Wednesday, September 14, 2011

You're Never Too Successful to Learn Something New

Financial Peace University is starting tonight at our church. I am beyond excited, especially because my husband and I have the great honor of helping facilitate the class.

I am always a little bit shocked (and dare I say slightly offended) when people are dismissive of the class. I shouldn't be, I know. I'm working on that part. But it always seems the conversation goes like this:

"I'm so excited to start FPU!"

"Oh? I know someone who did that. As for us, we already have it together. We only have one credit card. And I have to have a safe car, but our payment is affordable. We got a great interest rate because we have great credit. But good for you that you're doing it."

Now I know, I know; this person doesn't mean to be as condescending as they are coming across. Really, the sad part is this whole conversation is a product of double ignorance on their part: ignorance of my financial position and ignorance of the freedom that comes with having no payments and cash in the bank.

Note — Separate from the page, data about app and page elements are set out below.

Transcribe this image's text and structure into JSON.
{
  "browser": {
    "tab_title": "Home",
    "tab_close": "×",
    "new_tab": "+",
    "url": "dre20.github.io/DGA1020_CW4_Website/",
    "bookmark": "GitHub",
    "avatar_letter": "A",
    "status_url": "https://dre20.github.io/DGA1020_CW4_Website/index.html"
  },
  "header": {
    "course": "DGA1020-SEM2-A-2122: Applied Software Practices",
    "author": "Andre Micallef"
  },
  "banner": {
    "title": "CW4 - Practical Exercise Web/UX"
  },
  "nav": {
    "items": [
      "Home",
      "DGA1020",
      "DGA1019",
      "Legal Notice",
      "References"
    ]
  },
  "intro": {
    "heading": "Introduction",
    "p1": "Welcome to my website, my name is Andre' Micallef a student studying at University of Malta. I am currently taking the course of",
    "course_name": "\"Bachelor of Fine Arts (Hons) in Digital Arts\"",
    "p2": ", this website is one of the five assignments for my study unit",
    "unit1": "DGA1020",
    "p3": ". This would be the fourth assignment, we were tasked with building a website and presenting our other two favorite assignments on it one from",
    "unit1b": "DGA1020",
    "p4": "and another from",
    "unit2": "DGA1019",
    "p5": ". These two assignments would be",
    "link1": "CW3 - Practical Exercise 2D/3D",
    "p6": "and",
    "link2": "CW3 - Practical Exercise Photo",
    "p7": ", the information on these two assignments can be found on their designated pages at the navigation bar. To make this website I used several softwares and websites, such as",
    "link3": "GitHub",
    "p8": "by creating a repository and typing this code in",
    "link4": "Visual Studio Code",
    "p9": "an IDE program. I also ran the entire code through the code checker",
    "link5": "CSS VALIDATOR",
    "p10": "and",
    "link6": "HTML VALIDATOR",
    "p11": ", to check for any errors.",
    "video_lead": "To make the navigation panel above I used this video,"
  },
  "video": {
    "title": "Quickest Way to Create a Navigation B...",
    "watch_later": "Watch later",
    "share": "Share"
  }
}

It seems to me that often people try to defend *not* taking the class when I mention that we're doing it.

The whole thing reminds me of freshman English 102 and our first introduction to Greek tragedy and hubris: that age-old self-pride which tells the hero that he can do it all himself and ultimately-- without fail-- leads to his demise. It is not so much inability, but a refusal to learn. After all, it takes humility to learn; you must admit what you think is correct may not be so.

If you don't take Dave Ramsey's advice, you may still succeed with money. But if your attitude is that of "I have nothing to learn from anybody" you will almost certainly fail at life.

I encourage everyone to take this class. I believe everyone, no matter how successful, can learn something from it. But if you don't want to take the class, please don't act like you've got it all figured out and the rest of us poor plebeians should go ahead.


  1. Interesting. So, what does FPU offer for somebody who's already completely debt free---not even a mortgage? (This is Brad, btw)

  2. Lots, acutally. It can help you improve communication with your spouse about money (my husband and I are very similar in this regard, but it still helped bring clarity), improve understanding of your own relationship with money, gain insight on how to invest, how to negotiate purchases, what to do (and not to do) when saving for Jr's college... and that's a drop in the bucket. You hear from a multi-millionaire twice-over who did it wrong the first time, lost it all, and did it again with lessons learned.

    He shares no-nonsense wisdom (secular and Biblical) that's refreshing and entertaining. Even thought we're pretty far through the babysteps (had to backtrack to BS3 because of an unexpected $5k repair), I am really enjoying going through the beginning again. The videos are fun and funny, and I get to share hope and encouragement those who are just beginning by sharing some of our stories.